Everyone knows that once a girl turns into a soon-to-be-bride, she starts to believe the known universe revolves around the wedding. Thusly, as a soon-to-be-wedded person myself, I wasn't surprised that I started noticing a plethora of wedding-related fashion news—new stores, new websites, new lines. However, I'm slowly discovering that it's not just me—the industry itself is transforming.
The new energy in the bridal market stems from a really basic issue: More and more brides have started opting for off-the-rack dresses over customized gowns. Take me, for example: Firstly, conventional wisdom dictates that I should allot up to six months' time for a customized designer dress—be it from Kleinfeld or Vera Wang—and for good reason. These stores are tackling special requests ("take the sleeves off," "fix the bustle") from countless brides each season, and are dealing with complex gowns—corseting, lace, layers of tulle, the mind reels. However, we're aiming to get hitched in less than six months, which already puts me out of the running for "the dream dress" among many circles. Secondly, I may be a fashion editor with certain connections, but even so, designer dresses (especially custom ones) are incredibly expensive, and in this day and age, even a shopper-for-sport like myself starts to draw the line somewhere.

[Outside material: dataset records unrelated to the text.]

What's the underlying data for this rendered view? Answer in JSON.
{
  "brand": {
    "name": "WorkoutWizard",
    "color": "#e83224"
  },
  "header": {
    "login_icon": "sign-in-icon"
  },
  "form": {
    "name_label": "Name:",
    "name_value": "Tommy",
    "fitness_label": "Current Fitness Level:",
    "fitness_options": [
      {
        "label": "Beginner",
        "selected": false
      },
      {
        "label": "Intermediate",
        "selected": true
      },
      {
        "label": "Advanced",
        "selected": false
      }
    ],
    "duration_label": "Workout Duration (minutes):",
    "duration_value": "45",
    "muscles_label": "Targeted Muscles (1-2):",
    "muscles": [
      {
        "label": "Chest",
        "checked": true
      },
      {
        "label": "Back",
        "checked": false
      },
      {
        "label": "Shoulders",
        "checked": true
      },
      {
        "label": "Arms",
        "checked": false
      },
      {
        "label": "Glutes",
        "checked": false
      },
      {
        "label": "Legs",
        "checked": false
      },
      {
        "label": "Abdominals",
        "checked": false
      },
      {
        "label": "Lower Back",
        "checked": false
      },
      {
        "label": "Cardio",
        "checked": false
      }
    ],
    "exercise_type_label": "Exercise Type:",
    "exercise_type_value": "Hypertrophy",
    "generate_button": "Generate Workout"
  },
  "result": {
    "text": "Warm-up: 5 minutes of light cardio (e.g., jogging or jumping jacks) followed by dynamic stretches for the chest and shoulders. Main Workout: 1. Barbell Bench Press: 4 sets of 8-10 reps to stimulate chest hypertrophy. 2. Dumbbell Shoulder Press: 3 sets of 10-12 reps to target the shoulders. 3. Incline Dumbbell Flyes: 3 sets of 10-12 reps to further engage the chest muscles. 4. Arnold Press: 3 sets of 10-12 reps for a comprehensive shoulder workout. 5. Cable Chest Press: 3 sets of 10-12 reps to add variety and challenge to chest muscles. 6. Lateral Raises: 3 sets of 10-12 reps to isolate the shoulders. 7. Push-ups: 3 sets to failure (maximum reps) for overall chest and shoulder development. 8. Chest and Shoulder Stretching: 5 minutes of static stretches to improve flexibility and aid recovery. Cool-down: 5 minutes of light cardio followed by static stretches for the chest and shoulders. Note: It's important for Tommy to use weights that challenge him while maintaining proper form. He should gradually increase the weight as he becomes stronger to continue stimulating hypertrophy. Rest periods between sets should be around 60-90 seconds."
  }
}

And so, a doorway has opened for a new kind of bridal market, that's really (let's face it) been spearheaded by J.Crew. J.Crew first introduced its bridal collection in 2005, and in the five years since, has ushered in a wave of less-expensive, off-the-rack bridal offerings. In fact, its brand of one-stop-shopping wedding retail has been so successful, J.Crew is opening a stand-alone wedding salon on the Upper East Side in late spring, mere blocks from Vera Wang herself. As further proof of the triumph of mass-market over custom, Wang has even announced a recent partnership with... wait for it... mall retailer David's Bridal on a lower-price line of dresses. David's Bridal. Let that one sink in.
In the e-commerce space, Net-a-Porter has launched its own bridal boutique, angling itself pretty much in direct competition to J.Crew by offering upscale (yet still off-the-rack) dresses from insider-favored lines like Lanvin and Rick Owens, with Louboutins to match. Urban—the company behind Urban Outfitters and Anthropologie—has also announced plans to launch a wedding line, and even Ann Taylor has introduced a strapless, tiered wedding gown for $495.
Alas, for a gal like me, who's looking for something more personalized and "special" than, say, an Ann Taylor dress, but is also not willing to sign on for a six-month custom piece that she doesn't even get a hand in creating, the options may have become far more varied, but they're not necessarily more satisfying.